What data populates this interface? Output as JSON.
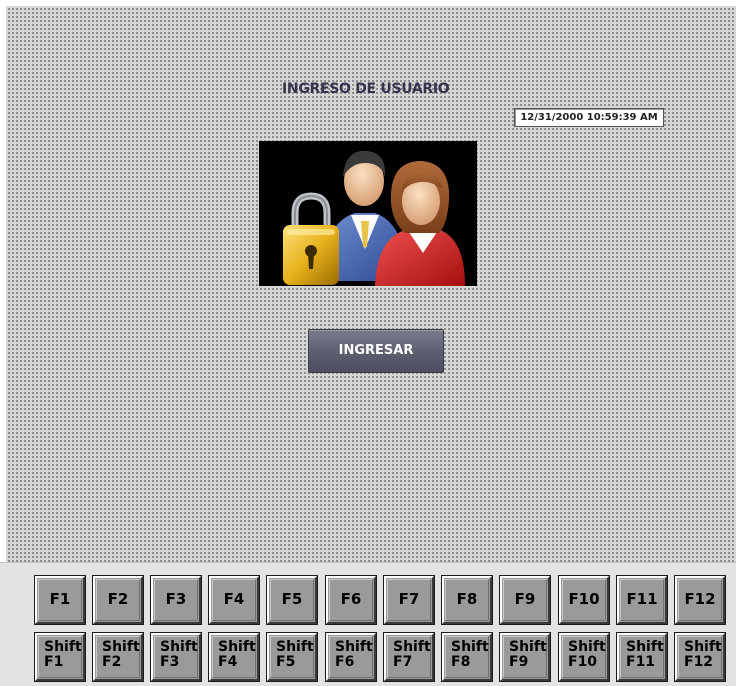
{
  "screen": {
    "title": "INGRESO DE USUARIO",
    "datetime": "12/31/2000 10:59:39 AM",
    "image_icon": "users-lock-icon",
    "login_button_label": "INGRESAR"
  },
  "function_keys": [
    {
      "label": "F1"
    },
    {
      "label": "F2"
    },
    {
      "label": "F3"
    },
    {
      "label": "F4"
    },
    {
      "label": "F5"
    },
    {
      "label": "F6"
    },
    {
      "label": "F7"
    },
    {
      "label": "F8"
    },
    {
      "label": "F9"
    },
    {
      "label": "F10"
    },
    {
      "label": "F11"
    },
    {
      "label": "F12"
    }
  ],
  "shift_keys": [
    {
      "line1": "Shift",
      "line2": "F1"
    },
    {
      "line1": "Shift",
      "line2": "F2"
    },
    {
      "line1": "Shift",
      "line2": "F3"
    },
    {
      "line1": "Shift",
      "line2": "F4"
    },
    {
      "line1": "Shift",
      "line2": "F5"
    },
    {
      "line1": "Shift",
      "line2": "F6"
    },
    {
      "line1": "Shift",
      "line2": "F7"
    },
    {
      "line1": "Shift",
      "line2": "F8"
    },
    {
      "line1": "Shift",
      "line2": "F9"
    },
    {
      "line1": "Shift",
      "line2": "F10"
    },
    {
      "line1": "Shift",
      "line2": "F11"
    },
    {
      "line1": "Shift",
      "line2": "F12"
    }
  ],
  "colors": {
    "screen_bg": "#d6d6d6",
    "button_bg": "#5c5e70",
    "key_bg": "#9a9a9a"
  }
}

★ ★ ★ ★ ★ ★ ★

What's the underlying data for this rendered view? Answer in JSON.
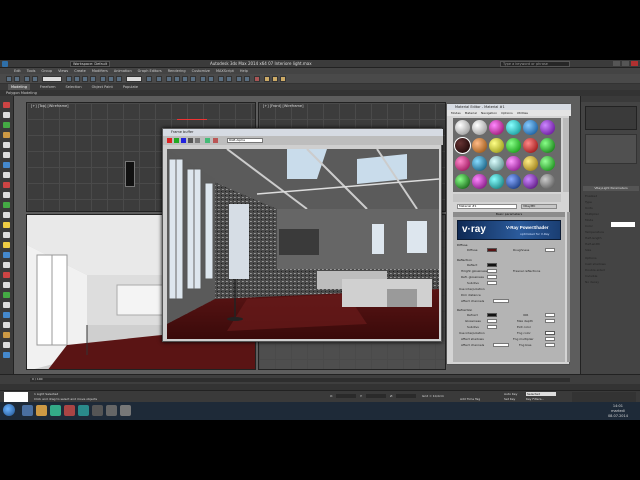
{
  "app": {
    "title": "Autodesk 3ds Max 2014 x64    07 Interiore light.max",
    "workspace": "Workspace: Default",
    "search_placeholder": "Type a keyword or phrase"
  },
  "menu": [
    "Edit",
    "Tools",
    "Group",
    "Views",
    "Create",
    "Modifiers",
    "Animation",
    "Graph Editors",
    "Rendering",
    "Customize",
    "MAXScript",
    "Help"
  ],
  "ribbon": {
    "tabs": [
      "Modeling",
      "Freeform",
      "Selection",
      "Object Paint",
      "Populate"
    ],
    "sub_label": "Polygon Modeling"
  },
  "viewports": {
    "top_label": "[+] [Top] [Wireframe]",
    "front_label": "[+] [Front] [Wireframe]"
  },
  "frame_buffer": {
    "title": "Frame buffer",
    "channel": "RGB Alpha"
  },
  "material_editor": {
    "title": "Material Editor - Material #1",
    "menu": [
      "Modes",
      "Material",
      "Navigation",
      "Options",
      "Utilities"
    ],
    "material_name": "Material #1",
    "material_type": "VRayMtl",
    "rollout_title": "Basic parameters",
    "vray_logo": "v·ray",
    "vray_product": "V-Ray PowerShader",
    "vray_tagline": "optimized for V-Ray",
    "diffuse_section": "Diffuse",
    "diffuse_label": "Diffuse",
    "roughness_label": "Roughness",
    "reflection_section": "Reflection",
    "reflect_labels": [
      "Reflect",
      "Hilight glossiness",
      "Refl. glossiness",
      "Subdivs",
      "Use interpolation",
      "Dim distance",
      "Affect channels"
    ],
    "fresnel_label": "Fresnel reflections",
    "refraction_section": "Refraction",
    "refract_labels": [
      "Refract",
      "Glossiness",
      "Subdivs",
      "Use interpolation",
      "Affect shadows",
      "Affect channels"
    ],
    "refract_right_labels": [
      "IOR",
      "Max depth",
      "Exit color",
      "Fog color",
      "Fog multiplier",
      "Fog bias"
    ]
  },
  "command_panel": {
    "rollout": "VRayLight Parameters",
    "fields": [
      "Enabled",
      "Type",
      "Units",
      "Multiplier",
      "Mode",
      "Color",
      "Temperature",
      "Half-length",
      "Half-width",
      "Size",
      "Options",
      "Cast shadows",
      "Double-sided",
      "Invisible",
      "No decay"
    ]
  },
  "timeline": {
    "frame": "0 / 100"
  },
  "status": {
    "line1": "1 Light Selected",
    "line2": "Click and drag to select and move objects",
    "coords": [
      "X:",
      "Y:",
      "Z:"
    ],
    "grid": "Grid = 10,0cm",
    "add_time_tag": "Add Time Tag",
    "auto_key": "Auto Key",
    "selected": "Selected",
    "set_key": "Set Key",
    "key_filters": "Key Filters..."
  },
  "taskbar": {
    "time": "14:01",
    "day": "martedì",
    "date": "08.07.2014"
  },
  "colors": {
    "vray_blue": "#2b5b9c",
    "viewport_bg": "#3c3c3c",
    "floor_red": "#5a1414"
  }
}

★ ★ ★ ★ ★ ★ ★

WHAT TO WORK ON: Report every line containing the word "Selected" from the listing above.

TASK OUTPUT:
    "line1": "1 Light Selected",
    "selected": "Selected",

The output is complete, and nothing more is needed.